=== Section Start ===

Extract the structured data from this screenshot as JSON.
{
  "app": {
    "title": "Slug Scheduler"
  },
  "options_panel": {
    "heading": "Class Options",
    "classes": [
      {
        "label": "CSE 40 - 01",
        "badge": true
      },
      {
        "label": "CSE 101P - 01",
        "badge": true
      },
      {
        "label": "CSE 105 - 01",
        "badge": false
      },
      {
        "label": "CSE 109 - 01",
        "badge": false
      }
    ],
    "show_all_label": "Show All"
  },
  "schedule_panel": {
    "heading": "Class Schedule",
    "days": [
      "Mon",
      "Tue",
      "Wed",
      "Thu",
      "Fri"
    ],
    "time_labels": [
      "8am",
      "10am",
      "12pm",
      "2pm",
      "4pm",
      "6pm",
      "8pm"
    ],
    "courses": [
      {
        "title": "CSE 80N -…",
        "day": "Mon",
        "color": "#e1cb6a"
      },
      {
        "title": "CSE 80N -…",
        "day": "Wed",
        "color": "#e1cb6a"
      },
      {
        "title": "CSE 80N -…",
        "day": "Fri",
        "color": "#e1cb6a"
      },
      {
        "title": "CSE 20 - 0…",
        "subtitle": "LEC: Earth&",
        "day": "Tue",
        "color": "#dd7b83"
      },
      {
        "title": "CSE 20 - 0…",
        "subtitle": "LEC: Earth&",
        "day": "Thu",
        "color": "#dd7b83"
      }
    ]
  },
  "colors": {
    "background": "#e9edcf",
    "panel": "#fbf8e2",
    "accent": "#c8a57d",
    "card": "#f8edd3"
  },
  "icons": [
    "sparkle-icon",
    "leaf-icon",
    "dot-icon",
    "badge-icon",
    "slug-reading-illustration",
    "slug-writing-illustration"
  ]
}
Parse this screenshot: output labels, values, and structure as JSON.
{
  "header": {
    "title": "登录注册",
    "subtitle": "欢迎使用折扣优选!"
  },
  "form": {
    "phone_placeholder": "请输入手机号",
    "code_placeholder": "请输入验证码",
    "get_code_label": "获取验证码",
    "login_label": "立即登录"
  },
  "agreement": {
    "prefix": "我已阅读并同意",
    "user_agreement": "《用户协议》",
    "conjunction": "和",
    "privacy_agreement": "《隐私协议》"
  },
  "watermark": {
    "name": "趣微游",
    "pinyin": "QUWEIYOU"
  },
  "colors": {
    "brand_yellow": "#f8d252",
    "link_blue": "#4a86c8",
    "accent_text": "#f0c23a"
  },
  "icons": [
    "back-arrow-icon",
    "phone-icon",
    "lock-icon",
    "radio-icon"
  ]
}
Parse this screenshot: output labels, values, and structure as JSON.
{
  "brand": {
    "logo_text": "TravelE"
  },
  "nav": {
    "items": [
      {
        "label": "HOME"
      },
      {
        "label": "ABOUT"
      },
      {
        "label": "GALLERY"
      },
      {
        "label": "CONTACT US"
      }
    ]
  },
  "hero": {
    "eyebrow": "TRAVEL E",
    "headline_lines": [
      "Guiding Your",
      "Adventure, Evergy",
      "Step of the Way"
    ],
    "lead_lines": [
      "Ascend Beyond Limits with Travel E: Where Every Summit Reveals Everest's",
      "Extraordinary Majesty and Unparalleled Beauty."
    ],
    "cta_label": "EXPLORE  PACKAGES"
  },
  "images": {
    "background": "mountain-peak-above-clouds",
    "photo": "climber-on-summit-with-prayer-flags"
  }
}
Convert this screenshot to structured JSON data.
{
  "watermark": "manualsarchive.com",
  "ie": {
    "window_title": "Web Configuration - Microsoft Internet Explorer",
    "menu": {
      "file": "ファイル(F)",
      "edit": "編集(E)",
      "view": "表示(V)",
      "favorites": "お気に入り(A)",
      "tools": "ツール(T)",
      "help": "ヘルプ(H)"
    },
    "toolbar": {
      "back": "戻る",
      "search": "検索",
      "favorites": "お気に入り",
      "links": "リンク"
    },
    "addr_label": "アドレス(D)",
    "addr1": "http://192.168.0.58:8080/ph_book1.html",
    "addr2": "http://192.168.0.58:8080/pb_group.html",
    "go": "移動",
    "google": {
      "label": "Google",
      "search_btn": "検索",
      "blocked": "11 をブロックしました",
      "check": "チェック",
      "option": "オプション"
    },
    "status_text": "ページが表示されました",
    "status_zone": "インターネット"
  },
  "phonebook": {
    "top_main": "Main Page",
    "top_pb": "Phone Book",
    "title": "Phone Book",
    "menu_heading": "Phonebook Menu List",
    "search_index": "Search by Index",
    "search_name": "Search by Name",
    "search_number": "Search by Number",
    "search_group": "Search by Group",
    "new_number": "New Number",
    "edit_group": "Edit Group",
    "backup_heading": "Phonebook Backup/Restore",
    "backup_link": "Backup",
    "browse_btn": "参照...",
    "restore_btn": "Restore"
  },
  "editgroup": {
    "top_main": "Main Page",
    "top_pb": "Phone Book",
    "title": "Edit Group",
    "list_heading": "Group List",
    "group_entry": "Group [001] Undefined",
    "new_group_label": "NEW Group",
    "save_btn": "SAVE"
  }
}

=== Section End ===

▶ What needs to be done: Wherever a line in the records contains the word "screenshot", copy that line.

▶ Solution to this exercise:
Extract the structured data from this screenshot as JSON.
Parse this screenshot: output labels, values, and structure as JSON.
Parse this screenshot: output labels, values, and structure as JSON.
Convert this screenshot to structured JSON data.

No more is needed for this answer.